Last month, President Joe Biden announced plans to forgive student loan debt for some student borrowers. And, since then, student borrowers (like me) have had a lot of questions. Who is eligible? How will this work? How much of my debt will be cancelled?

It impacts a lot of people. 43 million Americans have outstanding student loans, about 92% of them have federal loans, and in total we owe about $1.6 trillion. Many of us have had some breathing room over the past two years due to pandemic forbearance on all of our loan repayments, but that is set to expire for most borrowers. December 31, 2022. Before that happens, most of those 43 million people could get relief in the form of student loan forgiveness, either by reducing the amount of debt we hold or by absorbing it entirely, depending on amount you have to pay.

Off the bat, we know this is one-time student debt relief, and the US Department of Education this week changed exactly which loans would be eligible. Here’s what we know.

Who is eligible for student loan forgiveness?

Borrowers are eligible if their income on their 2020 or 2021 tax return is less than $125,000 for individuals or less than $250,000 for households. For dependent students, their eligibility is based on their parents’ income. Loan forgiveness could come in the form of debt relief of up to $20,000 for Pell Grant recipients or up to $10,000 in debt relief for those who did not receive a loan. Pell grant.

The Biden administration recently changed federal student loans eligible for the debt relief program. Based on the most recent change, they are:

  • Undergraduate and graduate direct loans
  • Parent PLUS and Grad PLUS Loans
  • Consolidation loans (underlying loans disbursed no later than June 30, 2022)
  • Federal Family Education Loan (FFEL) program loans held by the US Department of Education (ED)
  • Perkins loans held by ED
  • Loans in default (ED-owned or subsidized, non-subsidized, parent PLUS, graduate PLUS; and Perkins commercial services ED-owned)

Borrowers can check with their loan service provider if their loans are direct loans or if their lender is the US Department of Education.

People who made payments on their student loans during the pandemic forbearance will also be eligible for full or partial refunds of payments they made during that time.

How will student loan forgiveness work?

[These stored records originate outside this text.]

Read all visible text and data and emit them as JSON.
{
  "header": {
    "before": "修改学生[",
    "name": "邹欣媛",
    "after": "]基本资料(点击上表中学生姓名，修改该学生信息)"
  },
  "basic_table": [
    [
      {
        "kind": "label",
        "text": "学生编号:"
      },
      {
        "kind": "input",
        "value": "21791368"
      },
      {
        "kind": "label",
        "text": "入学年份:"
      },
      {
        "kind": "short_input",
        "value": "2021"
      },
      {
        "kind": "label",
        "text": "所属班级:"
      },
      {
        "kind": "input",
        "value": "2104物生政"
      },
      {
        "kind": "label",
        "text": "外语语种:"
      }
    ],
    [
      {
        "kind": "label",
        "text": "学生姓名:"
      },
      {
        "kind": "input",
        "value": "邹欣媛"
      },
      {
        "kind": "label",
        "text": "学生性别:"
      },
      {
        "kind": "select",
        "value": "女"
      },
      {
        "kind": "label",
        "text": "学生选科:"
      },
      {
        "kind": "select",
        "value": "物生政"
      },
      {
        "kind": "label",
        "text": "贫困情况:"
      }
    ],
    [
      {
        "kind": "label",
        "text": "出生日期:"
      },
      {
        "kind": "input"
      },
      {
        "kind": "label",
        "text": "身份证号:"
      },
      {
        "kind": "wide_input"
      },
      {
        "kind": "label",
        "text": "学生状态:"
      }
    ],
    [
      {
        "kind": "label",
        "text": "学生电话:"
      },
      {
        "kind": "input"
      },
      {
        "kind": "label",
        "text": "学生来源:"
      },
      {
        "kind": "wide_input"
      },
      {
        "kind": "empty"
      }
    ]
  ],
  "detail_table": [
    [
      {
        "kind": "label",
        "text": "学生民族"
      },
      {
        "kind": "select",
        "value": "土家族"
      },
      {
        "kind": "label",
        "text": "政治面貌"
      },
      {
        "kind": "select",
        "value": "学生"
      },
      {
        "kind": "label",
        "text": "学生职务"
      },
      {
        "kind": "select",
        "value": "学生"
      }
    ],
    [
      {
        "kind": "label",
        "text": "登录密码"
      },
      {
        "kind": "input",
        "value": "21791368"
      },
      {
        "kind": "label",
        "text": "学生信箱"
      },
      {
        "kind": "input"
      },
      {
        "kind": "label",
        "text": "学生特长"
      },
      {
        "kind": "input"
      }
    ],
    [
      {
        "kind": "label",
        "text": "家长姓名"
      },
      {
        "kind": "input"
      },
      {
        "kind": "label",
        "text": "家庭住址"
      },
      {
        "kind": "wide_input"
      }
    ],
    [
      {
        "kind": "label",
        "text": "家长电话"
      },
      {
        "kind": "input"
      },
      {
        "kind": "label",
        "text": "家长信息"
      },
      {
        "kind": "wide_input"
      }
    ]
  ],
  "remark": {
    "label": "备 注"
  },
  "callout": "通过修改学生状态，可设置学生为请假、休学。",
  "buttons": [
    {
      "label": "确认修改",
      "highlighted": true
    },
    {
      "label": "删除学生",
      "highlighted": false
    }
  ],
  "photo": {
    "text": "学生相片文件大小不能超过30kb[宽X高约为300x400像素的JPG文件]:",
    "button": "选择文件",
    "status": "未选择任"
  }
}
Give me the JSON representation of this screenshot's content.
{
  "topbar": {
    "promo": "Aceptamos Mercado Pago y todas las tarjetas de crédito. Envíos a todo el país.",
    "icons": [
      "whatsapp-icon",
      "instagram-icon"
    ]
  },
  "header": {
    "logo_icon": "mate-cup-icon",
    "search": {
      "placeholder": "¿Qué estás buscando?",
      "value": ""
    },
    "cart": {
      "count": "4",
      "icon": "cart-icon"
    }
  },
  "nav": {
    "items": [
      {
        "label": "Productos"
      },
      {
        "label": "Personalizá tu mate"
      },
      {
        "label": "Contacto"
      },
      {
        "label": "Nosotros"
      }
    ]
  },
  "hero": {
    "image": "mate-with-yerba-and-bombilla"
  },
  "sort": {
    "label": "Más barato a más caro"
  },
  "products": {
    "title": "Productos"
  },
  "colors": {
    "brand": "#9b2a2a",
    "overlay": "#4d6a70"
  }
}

Student borrowers will need to apply for debt relief. The U.S. Department of Education will post an online application next month, October 2022. Once the application is submitted, the Department of Education will review it, determine your eligibility, and work with the loan service(s) to process debt relief. Federal student loan borrowers will have up to December 31, 2023 to apply.

What should student borrowers do before this date?

There’s not much to do right now, honestly, but wait and see. It is too late to consolidate loans if borrowers had to do so to qualify for the discount. All updates will be posted on studentaid.gov where student borrowers can also login or create an FSA account to track their loans. They can also make sure their loan officer has their most up-to-date contact information.

There are lawsuits to watch that could throw this all out the window, depending on the decision. This week, the attorneys general of Missouri, Arkansas, Kansas, Nebraska and South Carolina filed suit against the Biden administration in federal court in Missouri. The lawsuit alleges that student loan forgiveness could hurt private student loan lenders because it encourages borrowers to consolidate their loans with the federal government (depriving private lenders of repayments). The change in eligibility, however, excluding private student loans that have not yet been consolidated as of September 29, 2022, appears to have been done to weaken this legal argument.

Check out the latest community news in SLC and beyond. And while you’re here, subscribe and receive six issues of salt lake magazine, your guide to the best of living in Utah.

Comments are closed.